:: SUPPLIED MATERIAL ::
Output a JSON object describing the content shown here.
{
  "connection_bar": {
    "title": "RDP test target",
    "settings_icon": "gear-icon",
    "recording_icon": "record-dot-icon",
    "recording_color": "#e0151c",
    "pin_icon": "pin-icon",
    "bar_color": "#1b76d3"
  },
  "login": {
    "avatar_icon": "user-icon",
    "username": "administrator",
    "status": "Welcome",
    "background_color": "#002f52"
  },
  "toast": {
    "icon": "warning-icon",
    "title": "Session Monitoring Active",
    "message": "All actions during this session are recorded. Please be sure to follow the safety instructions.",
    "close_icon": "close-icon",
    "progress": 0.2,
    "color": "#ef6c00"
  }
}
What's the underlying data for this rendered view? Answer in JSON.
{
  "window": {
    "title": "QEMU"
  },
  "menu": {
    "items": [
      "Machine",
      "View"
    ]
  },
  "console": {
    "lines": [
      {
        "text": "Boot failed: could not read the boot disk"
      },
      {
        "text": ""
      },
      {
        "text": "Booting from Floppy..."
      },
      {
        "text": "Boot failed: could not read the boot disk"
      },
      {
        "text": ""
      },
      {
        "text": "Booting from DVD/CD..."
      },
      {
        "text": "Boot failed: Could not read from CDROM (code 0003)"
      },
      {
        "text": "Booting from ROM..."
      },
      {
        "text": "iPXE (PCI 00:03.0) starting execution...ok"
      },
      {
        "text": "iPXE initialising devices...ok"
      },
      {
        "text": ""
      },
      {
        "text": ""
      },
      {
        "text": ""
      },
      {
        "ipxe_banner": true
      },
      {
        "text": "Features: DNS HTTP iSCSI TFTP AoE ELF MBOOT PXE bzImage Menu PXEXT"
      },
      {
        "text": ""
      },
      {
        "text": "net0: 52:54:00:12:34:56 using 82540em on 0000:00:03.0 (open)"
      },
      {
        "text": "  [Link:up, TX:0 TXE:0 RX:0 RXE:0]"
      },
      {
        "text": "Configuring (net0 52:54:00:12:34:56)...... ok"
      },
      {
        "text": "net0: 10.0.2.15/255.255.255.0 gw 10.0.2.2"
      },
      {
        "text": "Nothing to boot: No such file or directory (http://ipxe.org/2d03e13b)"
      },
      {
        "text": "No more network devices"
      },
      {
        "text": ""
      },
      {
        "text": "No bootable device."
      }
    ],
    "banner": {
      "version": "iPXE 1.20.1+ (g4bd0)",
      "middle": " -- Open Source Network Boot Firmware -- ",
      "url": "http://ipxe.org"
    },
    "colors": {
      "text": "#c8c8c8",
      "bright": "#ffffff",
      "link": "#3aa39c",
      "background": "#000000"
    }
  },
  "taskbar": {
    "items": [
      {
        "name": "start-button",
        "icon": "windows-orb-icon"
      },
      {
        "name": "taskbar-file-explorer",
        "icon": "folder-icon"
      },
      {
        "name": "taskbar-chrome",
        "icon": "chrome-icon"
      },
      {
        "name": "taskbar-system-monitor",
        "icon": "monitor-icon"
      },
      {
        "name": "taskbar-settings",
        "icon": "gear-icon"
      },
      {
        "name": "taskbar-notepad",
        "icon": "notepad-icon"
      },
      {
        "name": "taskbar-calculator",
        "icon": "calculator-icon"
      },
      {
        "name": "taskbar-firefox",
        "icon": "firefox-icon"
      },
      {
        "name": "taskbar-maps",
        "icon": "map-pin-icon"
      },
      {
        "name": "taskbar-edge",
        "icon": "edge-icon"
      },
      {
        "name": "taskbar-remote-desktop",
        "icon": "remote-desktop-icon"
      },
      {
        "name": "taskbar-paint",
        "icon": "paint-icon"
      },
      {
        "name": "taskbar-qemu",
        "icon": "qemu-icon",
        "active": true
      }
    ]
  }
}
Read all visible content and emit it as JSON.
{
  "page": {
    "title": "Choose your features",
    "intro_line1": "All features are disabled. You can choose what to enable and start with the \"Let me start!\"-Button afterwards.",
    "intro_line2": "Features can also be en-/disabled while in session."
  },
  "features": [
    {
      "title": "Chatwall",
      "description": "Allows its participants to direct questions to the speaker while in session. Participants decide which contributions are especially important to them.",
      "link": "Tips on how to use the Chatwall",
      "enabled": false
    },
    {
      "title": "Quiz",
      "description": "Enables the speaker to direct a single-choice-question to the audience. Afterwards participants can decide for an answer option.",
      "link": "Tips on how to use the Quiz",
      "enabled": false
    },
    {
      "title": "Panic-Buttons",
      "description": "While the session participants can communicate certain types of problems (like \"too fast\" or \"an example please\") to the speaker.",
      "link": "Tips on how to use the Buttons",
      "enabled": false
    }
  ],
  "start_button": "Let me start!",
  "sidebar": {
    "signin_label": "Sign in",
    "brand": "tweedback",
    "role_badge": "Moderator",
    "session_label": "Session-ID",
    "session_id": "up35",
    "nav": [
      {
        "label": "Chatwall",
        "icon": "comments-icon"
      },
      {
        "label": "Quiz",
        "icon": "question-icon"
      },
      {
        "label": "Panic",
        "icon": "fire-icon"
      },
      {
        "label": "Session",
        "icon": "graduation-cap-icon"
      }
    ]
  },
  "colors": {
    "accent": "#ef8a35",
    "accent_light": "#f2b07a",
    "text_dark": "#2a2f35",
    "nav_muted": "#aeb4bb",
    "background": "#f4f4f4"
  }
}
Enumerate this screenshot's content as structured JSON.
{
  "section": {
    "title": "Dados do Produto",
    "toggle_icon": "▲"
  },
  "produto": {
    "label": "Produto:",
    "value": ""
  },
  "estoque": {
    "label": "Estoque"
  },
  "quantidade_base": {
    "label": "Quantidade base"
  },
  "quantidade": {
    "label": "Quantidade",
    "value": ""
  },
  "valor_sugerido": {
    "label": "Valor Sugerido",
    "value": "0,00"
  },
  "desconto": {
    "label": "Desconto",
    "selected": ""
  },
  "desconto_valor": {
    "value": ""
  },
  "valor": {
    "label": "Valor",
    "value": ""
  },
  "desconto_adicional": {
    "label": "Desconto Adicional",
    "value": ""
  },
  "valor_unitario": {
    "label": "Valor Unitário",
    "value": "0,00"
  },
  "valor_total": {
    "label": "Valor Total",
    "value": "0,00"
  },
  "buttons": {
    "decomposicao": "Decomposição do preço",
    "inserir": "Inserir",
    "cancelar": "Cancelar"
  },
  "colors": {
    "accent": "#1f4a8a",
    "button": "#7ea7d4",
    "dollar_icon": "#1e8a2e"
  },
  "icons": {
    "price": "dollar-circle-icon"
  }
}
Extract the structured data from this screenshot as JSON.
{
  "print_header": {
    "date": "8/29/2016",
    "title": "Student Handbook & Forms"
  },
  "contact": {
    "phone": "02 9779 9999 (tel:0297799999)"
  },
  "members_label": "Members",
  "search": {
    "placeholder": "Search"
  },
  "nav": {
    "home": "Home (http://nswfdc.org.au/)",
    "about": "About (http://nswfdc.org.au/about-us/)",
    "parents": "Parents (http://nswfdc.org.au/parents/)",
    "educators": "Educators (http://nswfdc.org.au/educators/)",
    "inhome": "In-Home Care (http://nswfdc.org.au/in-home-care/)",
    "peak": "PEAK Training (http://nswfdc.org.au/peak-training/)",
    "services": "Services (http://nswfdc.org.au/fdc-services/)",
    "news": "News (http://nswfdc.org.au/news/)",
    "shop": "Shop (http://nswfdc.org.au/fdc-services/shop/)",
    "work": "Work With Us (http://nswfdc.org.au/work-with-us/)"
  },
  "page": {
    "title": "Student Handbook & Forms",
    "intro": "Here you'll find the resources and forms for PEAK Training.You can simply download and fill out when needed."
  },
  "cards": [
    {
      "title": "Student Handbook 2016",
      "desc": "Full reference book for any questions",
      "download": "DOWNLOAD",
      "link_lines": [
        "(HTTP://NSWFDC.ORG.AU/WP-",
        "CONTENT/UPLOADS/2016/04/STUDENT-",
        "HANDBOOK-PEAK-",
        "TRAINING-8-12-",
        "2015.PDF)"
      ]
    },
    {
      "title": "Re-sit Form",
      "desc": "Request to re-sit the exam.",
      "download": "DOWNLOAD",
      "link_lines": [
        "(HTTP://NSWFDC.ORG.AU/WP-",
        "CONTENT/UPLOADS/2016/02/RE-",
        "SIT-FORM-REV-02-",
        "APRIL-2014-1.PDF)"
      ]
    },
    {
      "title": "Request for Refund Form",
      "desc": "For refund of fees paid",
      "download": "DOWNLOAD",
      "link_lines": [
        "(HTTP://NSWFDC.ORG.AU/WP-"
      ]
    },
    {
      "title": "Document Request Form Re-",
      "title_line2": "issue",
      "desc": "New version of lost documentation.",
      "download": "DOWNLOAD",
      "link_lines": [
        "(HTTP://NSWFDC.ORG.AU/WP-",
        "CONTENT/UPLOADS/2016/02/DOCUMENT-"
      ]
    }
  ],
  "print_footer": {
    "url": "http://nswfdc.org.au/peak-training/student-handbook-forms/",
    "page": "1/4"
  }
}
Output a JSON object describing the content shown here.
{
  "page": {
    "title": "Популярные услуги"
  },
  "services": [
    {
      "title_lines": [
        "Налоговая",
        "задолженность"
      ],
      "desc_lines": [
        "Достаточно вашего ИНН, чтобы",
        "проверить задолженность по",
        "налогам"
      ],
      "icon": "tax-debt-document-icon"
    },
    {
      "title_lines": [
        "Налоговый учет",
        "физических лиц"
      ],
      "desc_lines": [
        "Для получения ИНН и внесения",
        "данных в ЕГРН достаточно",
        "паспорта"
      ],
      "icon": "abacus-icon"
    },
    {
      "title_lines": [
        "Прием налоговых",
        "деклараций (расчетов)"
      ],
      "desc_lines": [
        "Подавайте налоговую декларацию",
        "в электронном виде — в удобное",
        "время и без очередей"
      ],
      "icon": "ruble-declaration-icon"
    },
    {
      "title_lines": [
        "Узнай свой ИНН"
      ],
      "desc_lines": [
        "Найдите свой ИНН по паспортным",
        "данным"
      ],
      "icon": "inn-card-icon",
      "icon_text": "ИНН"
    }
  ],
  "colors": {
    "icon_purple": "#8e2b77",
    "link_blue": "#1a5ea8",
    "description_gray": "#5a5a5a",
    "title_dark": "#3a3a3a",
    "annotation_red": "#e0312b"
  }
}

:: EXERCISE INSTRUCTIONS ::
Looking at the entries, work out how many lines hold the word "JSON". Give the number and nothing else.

:: SOLUTION ::
6